Component data from apps and pages:
══════

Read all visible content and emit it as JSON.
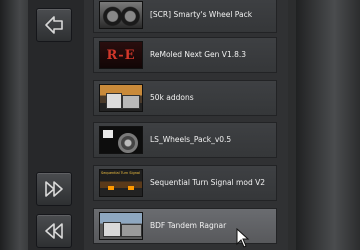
{
  "mod_list": {
    "items": [
      {
        "label": "[SCR] Smarty's Wheel Pack",
        "thumb_icon": "wheel-pack-thumbnail"
      },
      {
        "label": "ReMoled Next Gen V1.8.3",
        "thumb_icon": "remoled-logo-thumbnail"
      },
      {
        "label": "50k addons",
        "thumb_icon": "truck-addons-thumbnail"
      },
      {
        "label": "LS_Wheels_Pack_v0.5",
        "thumb_icon": "wheels-pack-thumbnail"
      },
      {
        "label": "Sequential Turn Signal mod V2",
        "thumb_icon": "turn-signal-thumbnail"
      },
      {
        "label": "BDF Tandem Ragnar",
        "thumb_icon": "tandem-truck-thumbnail"
      }
    ],
    "selected_index": 5
  },
  "thumb_texts": {
    "remoled": "R-E",
    "turn_signal": "Sequential Turn Signal"
  },
  "nav": {
    "back_icon": "back-arrow-icon",
    "forward_icon": "fast-forward-icon",
    "rewind_icon": "rewind-icon"
  },
  "colors": {
    "row_bg": "#3a3c3f",
    "row_selected_bg": "#606265",
    "text": "#f2f2f2",
    "accent_red": "#c0392b"
  }
}
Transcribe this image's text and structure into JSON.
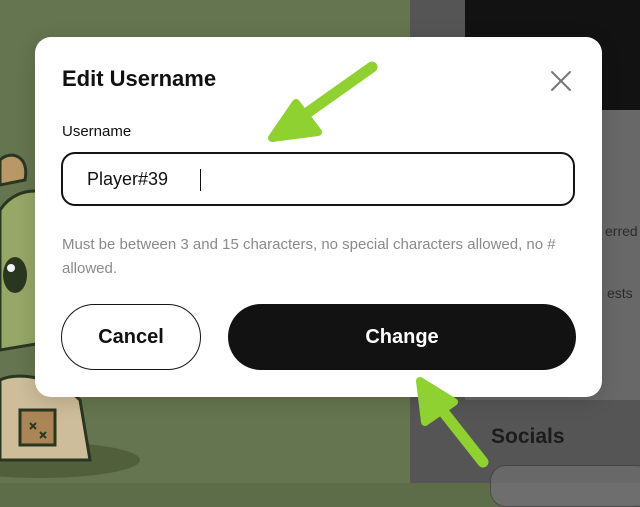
{
  "modal": {
    "title": "Edit Username",
    "close_icon": "close-icon",
    "field_label": "Username",
    "input_value": "Player#39",
    "helper_text": "Must be between 3 and 15 characters, no special characters allowed, no # allowed.",
    "cancel_label": "Cancel",
    "change_label": "Change"
  },
  "background": {
    "side_text_1": "erred",
    "side_text_2": "ests",
    "socials_heading": "Socials"
  },
  "annotations": {
    "arrow_color": "#8ed130",
    "arrow_icons": [
      "arrow-pointing-to-input-icon",
      "arrow-pointing-to-change-button-icon"
    ]
  },
  "colors": {
    "accent_dark": "#121212",
    "helper_gray": "#8a8a8a"
  }
}
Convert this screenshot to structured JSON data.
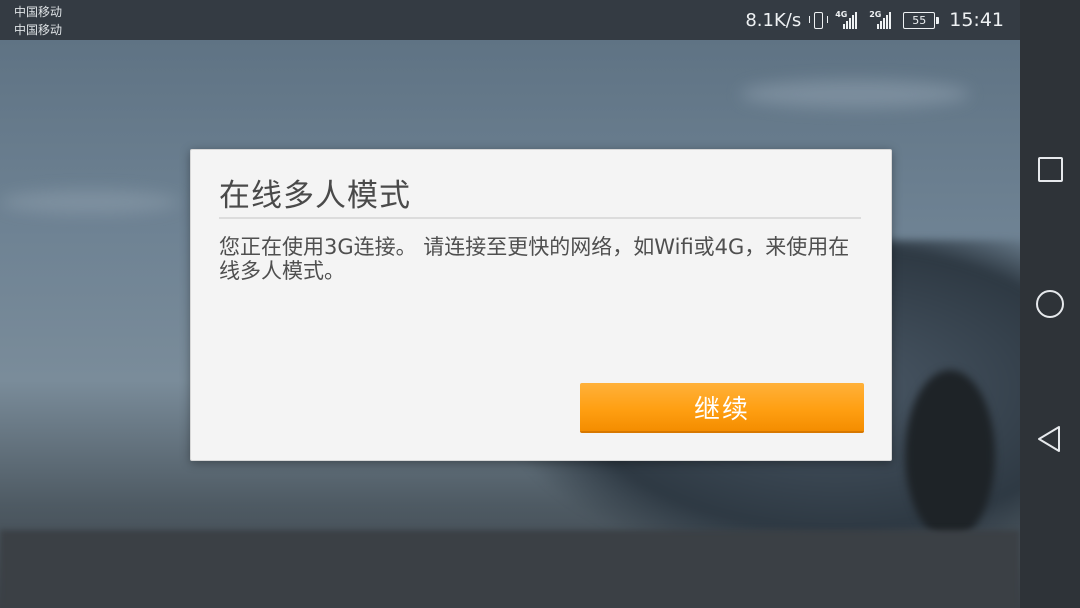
{
  "status_bar": {
    "carrier_1": "中国移动",
    "carrier_2": "中国移动",
    "net_speed": "8.1K/s",
    "sim1_network": "4G",
    "sim2_network": "2G",
    "battery": "55",
    "time": "15:41"
  },
  "dialog": {
    "title": "在线多人模式",
    "message": "您正在使用3G连接。 请连接至更快的网络，如Wifi或4G，来使用在线多人模式。",
    "continue_label": "继续"
  },
  "nav_bar": {
    "icons": [
      "recent-apps-icon",
      "home-icon",
      "back-icon"
    ]
  },
  "colors": {
    "button_accent": "#ffa41e",
    "dialog_bg": "#f4f4f4",
    "status_bar_bg": "#343b43"
  }
}
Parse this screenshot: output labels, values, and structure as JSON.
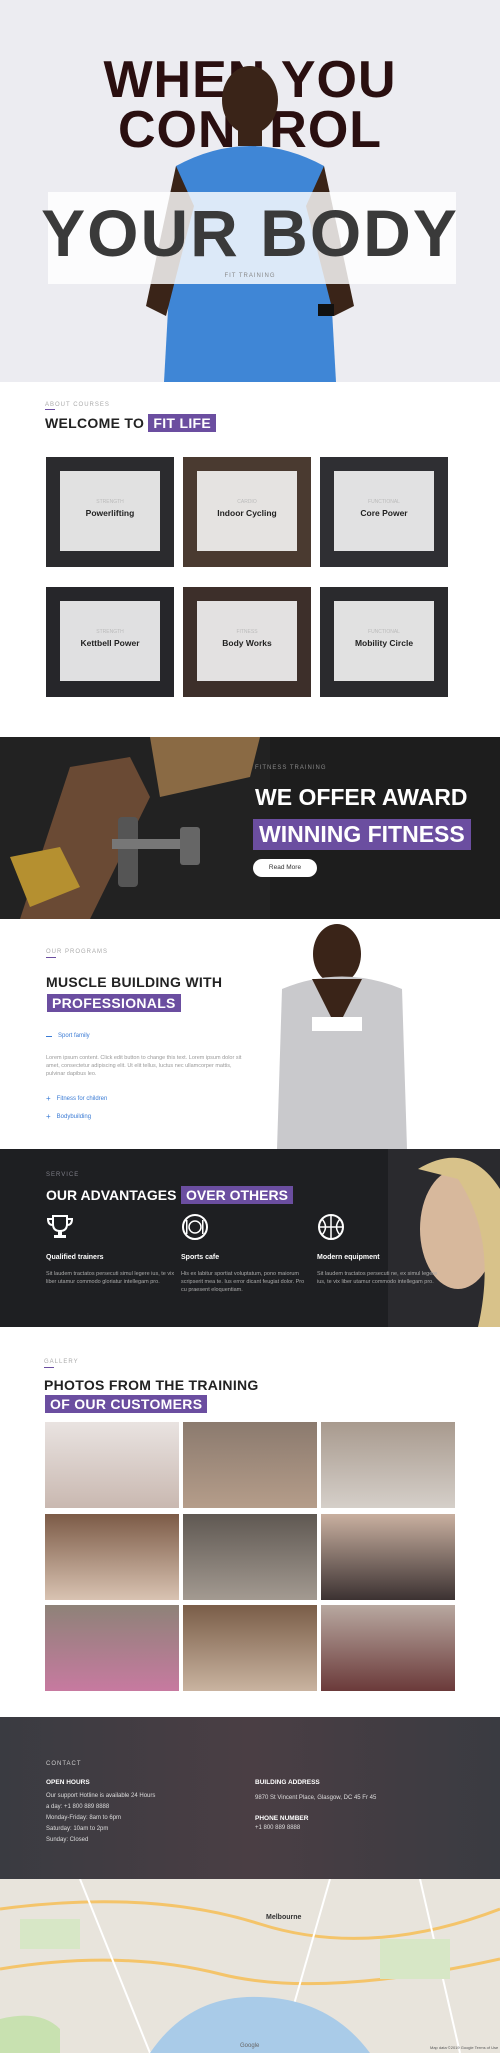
{
  "hero": {
    "title_line1": "WHEN YOU",
    "title_line2": "CONTROL",
    "title_big": "YOUR BODY",
    "subtitle": "FIT TRAINING"
  },
  "welcome": {
    "eyebrow": "ABOUT COURSES",
    "title": "WELCOME TO",
    "title_highlight": "FIT LIFE",
    "cards": [
      {
        "small": "STRENGTH",
        "name": "Powerlifting"
      },
      {
        "small": "CARDIO",
        "name": "Indoor Cycling"
      },
      {
        "small": "FUNCTIONAL",
        "name": "Core Power"
      },
      {
        "small": "STRENGTH",
        "name": "Kettbell Power"
      },
      {
        "small": "FITNESS",
        "name": "Body Works"
      },
      {
        "small": "FUNCTIONAL",
        "name": "Mobility Circle"
      }
    ]
  },
  "award": {
    "eyebrow": "FITNESS TRAINING",
    "title": "WE OFFER AWARD",
    "title_highlight": "WINNING FITNESS",
    "button": "Read More"
  },
  "muscle": {
    "eyebrow": "OUR PROGRAMS",
    "title": "MUSCLE BUILDING WITH",
    "title_highlight": "PROFESSIONALS",
    "link1": "Sport family",
    "paragraph": "Lorem ipsum content. Click edit button to change this text. Lorem ipsum dolor sit amet, consectetur adipiscing elit. Ut elit tellus, luctus nec ullamcorper mattis, pulvinar dapibus leo.",
    "link2": "Fitness for children",
    "link3": "Bodybuilding"
  },
  "advantages": {
    "eyebrow": "SERVICE",
    "title": "OUR ADVANTAGES",
    "title_highlight": "OVER OTHERS",
    "items": [
      {
        "icon": "trophy-icon",
        "title": "Qualified trainers",
        "text": "Sit laudem tractatos persecuti simul legere ius, te vix liber utamur commodo gloriatur intellegam pro."
      },
      {
        "icon": "dining-icon",
        "title": "Sports cafe",
        "text": "His ex labitur sportiat voluptatum, pono maiorum scripserit mea te. Ius error dicant feugiat dolor. Pro cu praesent eloquentiam."
      },
      {
        "icon": "ball-icon",
        "title": "Modern equipment",
        "text": "Sit laudem tractatos persecuti ne, ex simul legere ius, te vix liber utamur commodo intellegam pro."
      }
    ]
  },
  "photos": {
    "eyebrow": "GALLERY",
    "title": "PHOTOS FROM THE TRAINING",
    "title_highlight": "OF OUR CUSTOMERS"
  },
  "contact": {
    "eyebrow": "CONTACT",
    "open_title": "OPEN HOURS",
    "open_lines": [
      "Our support Hotline is available 24 Hours",
      "a day: +1 800 889 8888",
      "Monday-Friday: 8am to 6pm",
      "Saturday: 10am to 2pm",
      "Sunday: Closed"
    ],
    "addr_title": "BUILDING ADDRESS",
    "addr_line": "9870 St Vincent Place, Glasgow, DC 45 Fr 45",
    "phone_title": "PHONE NUMBER",
    "phone_line": "+1 800 889 8888"
  },
  "map": {
    "city": "Melbourne",
    "brand": "Google",
    "footer": "Map data ©2019 Google   Terms of Use"
  }
}
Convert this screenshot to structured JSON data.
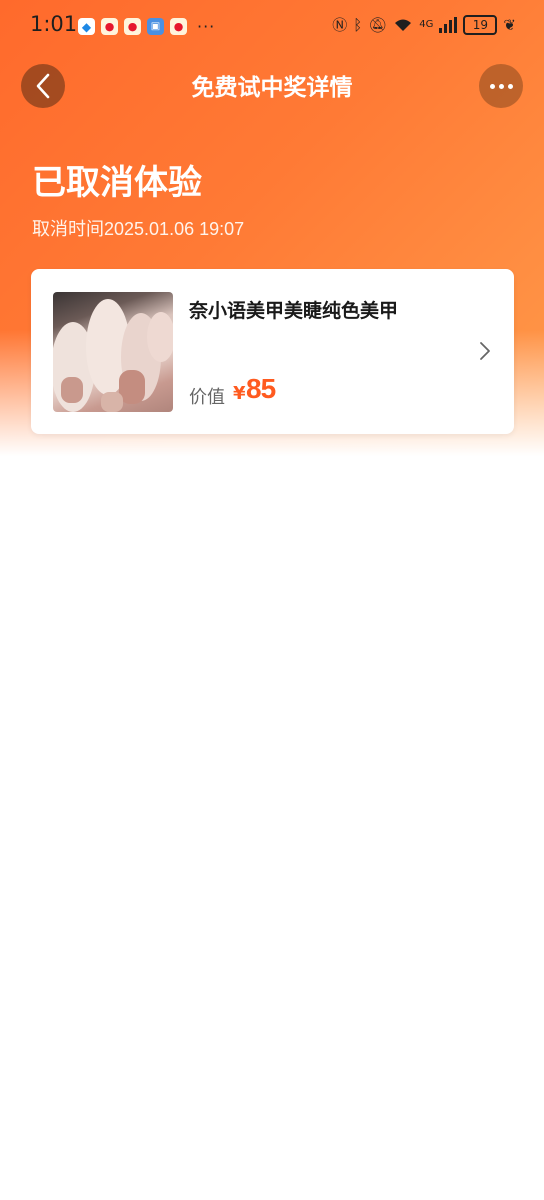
{
  "status_bar": {
    "time": "1:01",
    "more": "···",
    "battery": "19",
    "network": "4G"
  },
  "nav": {
    "title": "免费试中奖详情"
  },
  "status": {
    "title": "已取消体验",
    "cancel_time": "取消时间2025.01.06 19:07"
  },
  "product": {
    "name": "奈小语美甲美睫纯色美甲",
    "value_label": "价值",
    "currency": "¥",
    "price": "85"
  },
  "colors": {
    "accent": "#ff5a1f",
    "header_gradient_start": "#ff6a2c",
    "header_gradient_end": "#ff9a4a"
  }
}
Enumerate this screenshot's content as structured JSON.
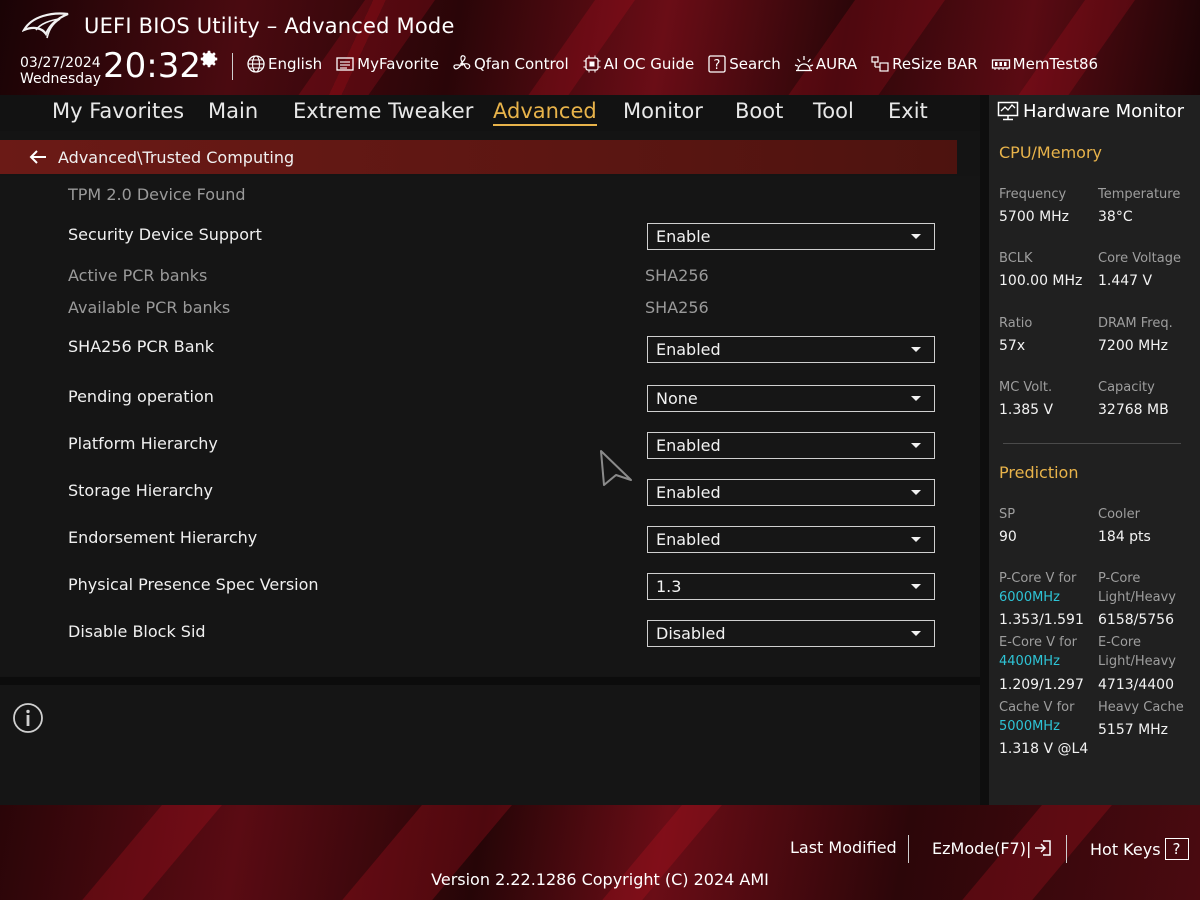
{
  "header": {
    "title": "UEFI BIOS Utility – Advanced Mode",
    "date": "03/27/2024",
    "weekday": "Wednesday",
    "time": "20:32",
    "toolbar": [
      {
        "label": "English",
        "icon": "globe-icon"
      },
      {
        "label": "MyFavorite",
        "icon": "favorite-list-icon"
      },
      {
        "label": "Qfan Control",
        "icon": "fan-icon"
      },
      {
        "label": "AI OC Guide",
        "icon": "ai-oc-icon"
      },
      {
        "label": "Search",
        "icon": "search-help-icon"
      },
      {
        "label": "AURA",
        "icon": "aura-light-icon"
      },
      {
        "label": "ReSize BAR",
        "icon": "resize-bar-icon"
      },
      {
        "label": "MemTest86",
        "icon": "memtest-icon"
      }
    ]
  },
  "tabs": [
    {
      "label": "My Favorites"
    },
    {
      "label": "Main"
    },
    {
      "label": "Extreme Tweaker"
    },
    {
      "label": "Advanced"
    },
    {
      "label": "Monitor"
    },
    {
      "label": "Boot"
    },
    {
      "label": "Tool"
    },
    {
      "label": "Exit"
    }
  ],
  "active_tab": "Advanced",
  "breadcrumb": "Advanced\\Trusted Computing",
  "settings": {
    "tpm_found": "TPM 2.0 Device Found",
    "security_device_support": {
      "label": "Security Device Support",
      "value": "Enable"
    },
    "active_pcr": {
      "label": "Active PCR banks",
      "value": "SHA256"
    },
    "available_pcr": {
      "label": "Available PCR banks",
      "value": "SHA256"
    },
    "sha256_pcr_bank": {
      "label": "SHA256 PCR Bank",
      "value": "Enabled"
    },
    "pending_operation": {
      "label": "Pending operation",
      "value": "None"
    },
    "platform_hierarchy": {
      "label": "Platform Hierarchy",
      "value": "Enabled"
    },
    "storage_hierarchy": {
      "label": "Storage Hierarchy",
      "value": "Enabled"
    },
    "endorsement_hierarchy": {
      "label": "Endorsement Hierarchy",
      "value": "Enabled"
    },
    "pp_spec_version": {
      "label": "Physical Presence Spec Version",
      "value": "1.3"
    },
    "disable_block_sid": {
      "label": "Disable Block Sid",
      "value": "Disabled"
    }
  },
  "hardware_monitor": {
    "title": "Hardware Monitor",
    "cpu_memory_title": "CPU/Memory",
    "frequency": {
      "label": "Frequency",
      "value": "5700 MHz"
    },
    "temperature": {
      "label": "Temperature",
      "value": "38°C"
    },
    "bclk": {
      "label": "BCLK",
      "value": "100.00 MHz"
    },
    "core_voltage": {
      "label": "Core Voltage",
      "value": "1.447 V"
    },
    "ratio": {
      "label": "Ratio",
      "value": "57x"
    },
    "dram_freq": {
      "label": "DRAM Freq.",
      "value": "7200 MHz"
    },
    "mc_volt": {
      "label": "MC Volt.",
      "value": "1.385 V"
    },
    "capacity": {
      "label": "Capacity",
      "value": "32768 MB"
    },
    "prediction_title": "Prediction",
    "sp": {
      "label": "SP",
      "value": "90"
    },
    "cooler": {
      "label": "Cooler",
      "value": "184 pts"
    },
    "pcore_v": {
      "label": "P-Core V for",
      "freq": "6000MHz",
      "value": "1.353/1.591"
    },
    "pcore_lh": {
      "label1": "P-Core",
      "label2": "Light/Heavy",
      "value": "6158/5756"
    },
    "ecore_v": {
      "label": "E-Core V for",
      "freq": "4400MHz",
      "value": "1.209/1.297"
    },
    "ecore_lh": {
      "label1": "E-Core",
      "label2": "Light/Heavy",
      "value": "4713/4400"
    },
    "cache_v": {
      "label": "Cache V for",
      "freq": "5000MHz",
      "value": "1.318 V @L4"
    },
    "heavy_cache": {
      "label": "Heavy Cache",
      "value": "5157 MHz"
    }
  },
  "footer": {
    "last_modified": "Last Modified",
    "ezmode": "EzMode(F7)|",
    "hotkeys": "Hot Keys",
    "hotkeys_key": "?",
    "version": "Version 2.22.1286 Copyright (C) 2024 AMI"
  },
  "colors": {
    "accent": "#e8b34a",
    "freq_highlight": "#2ec4d6",
    "breadcrumb_bg": "#6b1a16"
  }
}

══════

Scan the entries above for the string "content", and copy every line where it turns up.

> Expected answer:
Read all visible content and emit it as JSON.
    "paragraph": "Lorem ipsum content. Click edit button to change this text. Lorem ipsum dolor sit amet, consectetur adipiscing elit. Ut elit tellus, luctus nec ullamcorper mattis, pulvinar dapibus leo.",
Enumerate this screenshot's content as structured JSON.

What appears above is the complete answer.